▶ **Task requirements**:
Below are some entries. Copy each line that holds the string "ramp".

^^^^^^^^

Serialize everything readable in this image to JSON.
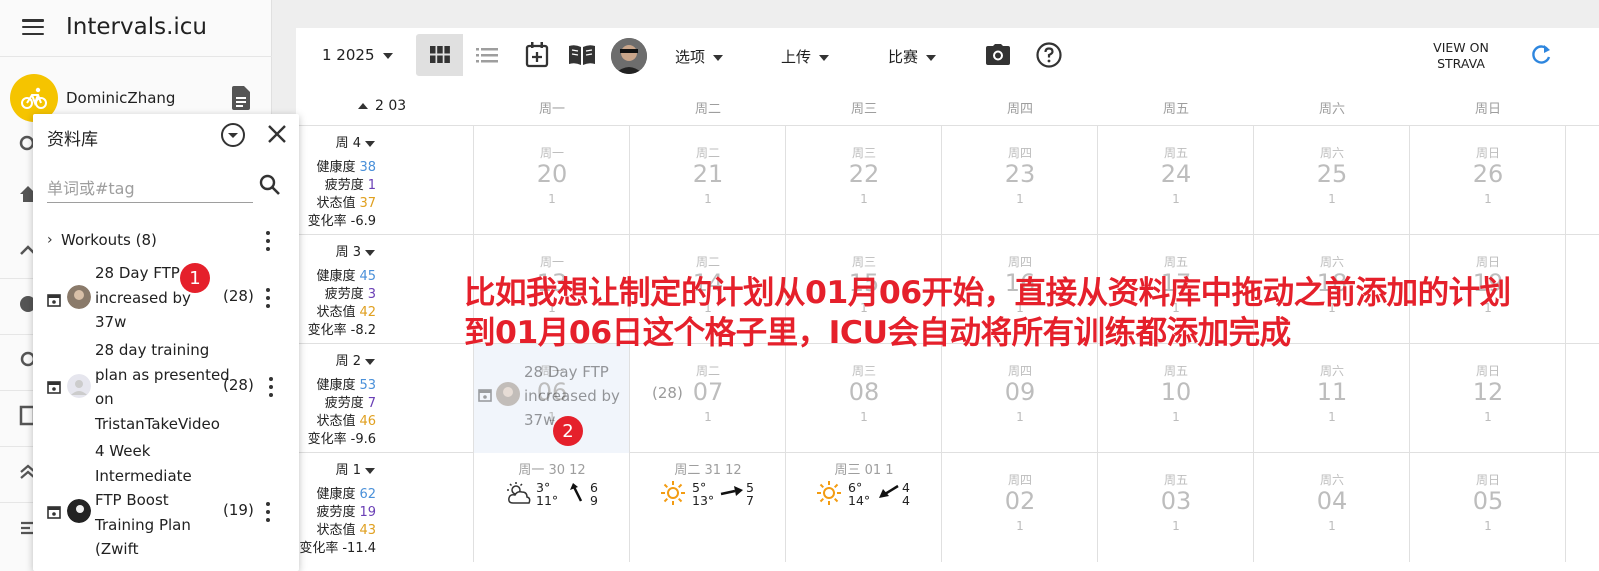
{
  "app": {
    "title": "Intervals.icu",
    "user_name": "DominicZhang"
  },
  "library": {
    "title": "资料库",
    "search_placeholder": "单词或#tag",
    "folder_label": "Workouts (8)",
    "items": [
      {
        "name": "28 Day FTP increased by 37w",
        "count": "(28)"
      },
      {
        "name": "28 day training plan as presented on TristanTakeVideo",
        "count": "(28)"
      },
      {
        "name": "4 Week Intermediate FTP Boost Training Plan (Zwift",
        "count": "(19)"
      }
    ]
  },
  "badges": {
    "one": "1",
    "two": "2"
  },
  "toolbar": {
    "month": "1 2025",
    "options": "选项",
    "upload": "上传",
    "race": "比赛",
    "strava": "VIEW ON STRAVA"
  },
  "calendar": {
    "header_month": "2 03",
    "weekday_headers": [
      "周一",
      "周二",
      "周三",
      "周四",
      "周五",
      "周六",
      "周日"
    ],
    "stat_labels": {
      "fitness": "健康度",
      "fatigue": "疲劳度",
      "form": "状态值",
      "ramp": "变化率"
    },
    "weeks": [
      {
        "title": "周 4",
        "fitness": "38",
        "fatigue": "1",
        "form": "37",
        "ramp": "-6.9",
        "days": [
          {
            "label": "周一",
            "num": "20",
            "sub": "1"
          },
          {
            "label": "周二",
            "num": "21",
            "sub": "1"
          },
          {
            "label": "周三",
            "num": "22",
            "sub": "1"
          },
          {
            "label": "周四",
            "num": "23",
            "sub": "1"
          },
          {
            "label": "周五",
            "num": "24",
            "sub": "1"
          },
          {
            "label": "周六",
            "num": "25",
            "sub": "1"
          },
          {
            "label": "周日",
            "num": "26",
            "sub": "1"
          }
        ]
      },
      {
        "title": "周 3",
        "fitness": "45",
        "fatigue": "3",
        "form": "42",
        "ramp": "-8.2",
        "days": [
          {
            "label": "周一",
            "num": "13",
            "sub": "1"
          },
          {
            "label": "周二",
            "num": "14",
            "sub": "1"
          },
          {
            "label": "周三",
            "num": "15",
            "sub": "1"
          },
          {
            "label": "周四",
            "num": "16",
            "sub": "1"
          },
          {
            "label": "周五",
            "num": "17",
            "sub": "1"
          },
          {
            "label": "周六",
            "num": "18",
            "sub": "1"
          },
          {
            "label": "周日",
            "num": "19",
            "sub": "1"
          }
        ]
      },
      {
        "title": "周 2",
        "fitness": "53",
        "fatigue": "7",
        "form": "46",
        "ramp": "-9.6",
        "days": [
          {
            "label": "周一",
            "num": "06",
            "sub": "1"
          },
          {
            "label": "周二",
            "num": "07",
            "sub": "1"
          },
          {
            "label": "周三",
            "num": "08",
            "sub": "1"
          },
          {
            "label": "周四",
            "num": "09",
            "sub": "1"
          },
          {
            "label": "周五",
            "num": "10",
            "sub": "1"
          },
          {
            "label": "周六",
            "num": "11",
            "sub": "1"
          },
          {
            "label": "周日",
            "num": "12",
            "sub": "1"
          }
        ]
      },
      {
        "title": "周 1",
        "fitness": "62",
        "fatigue": "19",
        "form": "43",
        "ramp": "-11.4",
        "weather_days": [
          {
            "head": "周一 30 12",
            "lo": "3°",
            "hi": "11°",
            "w1": "6",
            "w2": "9"
          },
          {
            "head": "周二 31 12",
            "lo": "5°",
            "hi": "13°",
            "w1": "5",
            "w2": "7"
          },
          {
            "head": "周三 01 1",
            "lo": "6°",
            "hi": "14°",
            "w1": "4",
            "w2": "4"
          }
        ],
        "days": [
          {
            "label": "周四",
            "num": "02",
            "sub": "1"
          },
          {
            "label": "周五",
            "num": "03",
            "sub": "1"
          },
          {
            "label": "周六",
            "num": "04",
            "sub": "1"
          },
          {
            "label": "周日",
            "num": "05",
            "sub": "1"
          }
        ]
      }
    ]
  },
  "drag_ghost": {
    "name": "28 Day FTP increased by 37w",
    "count": "(28)"
  },
  "annotation": {
    "line1": "比如我想让制定的计划从01月06开始，直接从资料库中拖动之前添加的计划",
    "line2": "到01月06日这个格子里，ICU会自动将所有训练都添加完成"
  },
  "colors": {
    "fitness": "#4a90d9",
    "fatigue": "#6a3fb5",
    "form": "#e0a020",
    "accent": "#2e86de",
    "annotation": "#e5202b"
  }
}
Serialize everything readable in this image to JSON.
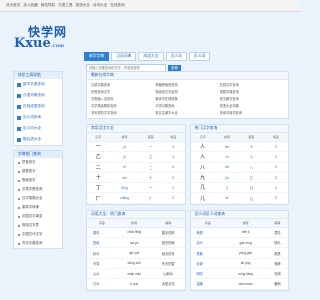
{
  "topbar": {
    "links": [
      "设为首页",
      "加入收藏",
      "网站导航",
      "汉语工具",
      "成语大全",
      "诗词大全",
      "在线查询"
    ]
  },
  "logo": {
    "cn": "快学网",
    "en": "Kxue",
    "domain": ".com"
  },
  "nav": {
    "tabs": [
      "新华字典",
      "汉语词典",
      "成语大全",
      "近义词",
      "反义词"
    ]
  },
  "search": {
    "placeholder": "请输入您要查询的汉字、拼音或部首",
    "button": "查询"
  },
  "hot": {
    "label": "热门：",
    "items": [
      "字典",
      "词典",
      "成语",
      "组词",
      "造句",
      "拼音"
    ]
  },
  "sidebar": {
    "tools_title": "快学工具导航",
    "tools": [
      "新华字典查询",
      "汉语词典查询",
      "在线成语查询",
      "近义词查询",
      "反义词大全",
      "歇后语大全"
    ],
    "hot_title": "字典热门查询",
    "hot": [
      "拼音查字",
      "部首查字",
      "笔画查字",
      "五笔字根查询",
      "汉字笔顺大全",
      "繁体字转换",
      "中国汉字演变",
      "常用汉字表",
      "中国古代汉字",
      "书法字典查询"
    ]
  },
  "main": {
    "recommend_title": "最新在线字典",
    "recommend": [
      "汉语字典查询",
      "带偏旁部首查询",
      "在线汉字查询",
      "拼音查询汉字",
      "笔画查汉字结构",
      "康熙字典查询",
      "五笔输入法查询",
      "繁体字在线转换",
      "说文解字查询",
      "汉字笔画顺序查询",
      "字词对照查询",
      "成语大全词典",
      "书写规范汉字查询",
      "常见生僻字大全",
      "多音字组词查询"
    ],
    "left_title": "常用汉字大全",
    "right_title": "热门汉字查询",
    "table_headers": [
      "汉字",
      "拼音",
      "部首",
      "笔画"
    ],
    "left_rows": [
      [
        "一",
        "yī",
        "一",
        "1"
      ],
      [
        "乙",
        "yǐ",
        "乙",
        "1"
      ],
      [
        "二",
        "èr",
        "二",
        "2"
      ],
      [
        "十",
        "shí",
        "十",
        "2"
      ],
      [
        "丁",
        "dīng",
        "一",
        "2"
      ],
      [
        "厂",
        "chǎng",
        "厂",
        "2"
      ]
    ],
    "right_rows": [
      [
        "人",
        "rén",
        "人",
        "2"
      ],
      [
        "入",
        "rù",
        "入",
        "2"
      ],
      [
        "八",
        "bā",
        "八",
        "2"
      ],
      [
        "九",
        "jiǔ",
        "乙",
        "2"
      ],
      [
        "几",
        "jǐ",
        "几",
        "2"
      ],
      [
        "儿",
        "ér",
        "儿",
        "2"
      ]
    ],
    "words_left_title": "词语大全：热门查询",
    "words_right_title": "近义词反义词查询",
    "words_headers": [
      "词语",
      "拼音",
      "解释"
    ],
    "words_left": [
      [
        "春风",
        "chūn fēng",
        "春天的风"
      ],
      [
        "夏雨",
        "xià yǔ",
        "夏天的雨"
      ],
      [
        "秋月",
        "qiū yuè",
        "秋天的月"
      ],
      [
        "冬雪",
        "dōng xuě",
        "冬天的雪"
      ],
      [
        "山水",
        "shān shuǐ",
        "山和水"
      ],
      [
        "日月",
        "rì yuè",
        "太阳月亮"
      ]
    ],
    "words_right": [
      [
        "美丽",
        "měi lì",
        "漂亮"
      ],
      [
        "高兴",
        "gāo xìng",
        "快乐"
      ],
      [
        "勇敢",
        "yǒng gǎn",
        "英勇"
      ],
      [
        "安静",
        "ān jìng",
        "寂静"
      ],
      [
        "明亮",
        "míng liàng",
        "光明"
      ],
      [
        "温暖",
        "wēn nuǎn",
        "暖和"
      ]
    ]
  }
}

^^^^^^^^

▶ **Solution**:
      "ramp": "变化率"
        "ramp": "-6.9",
        "ramp": "-8.2",
        "ramp": "-9.6",
        "ramp": "-11.4",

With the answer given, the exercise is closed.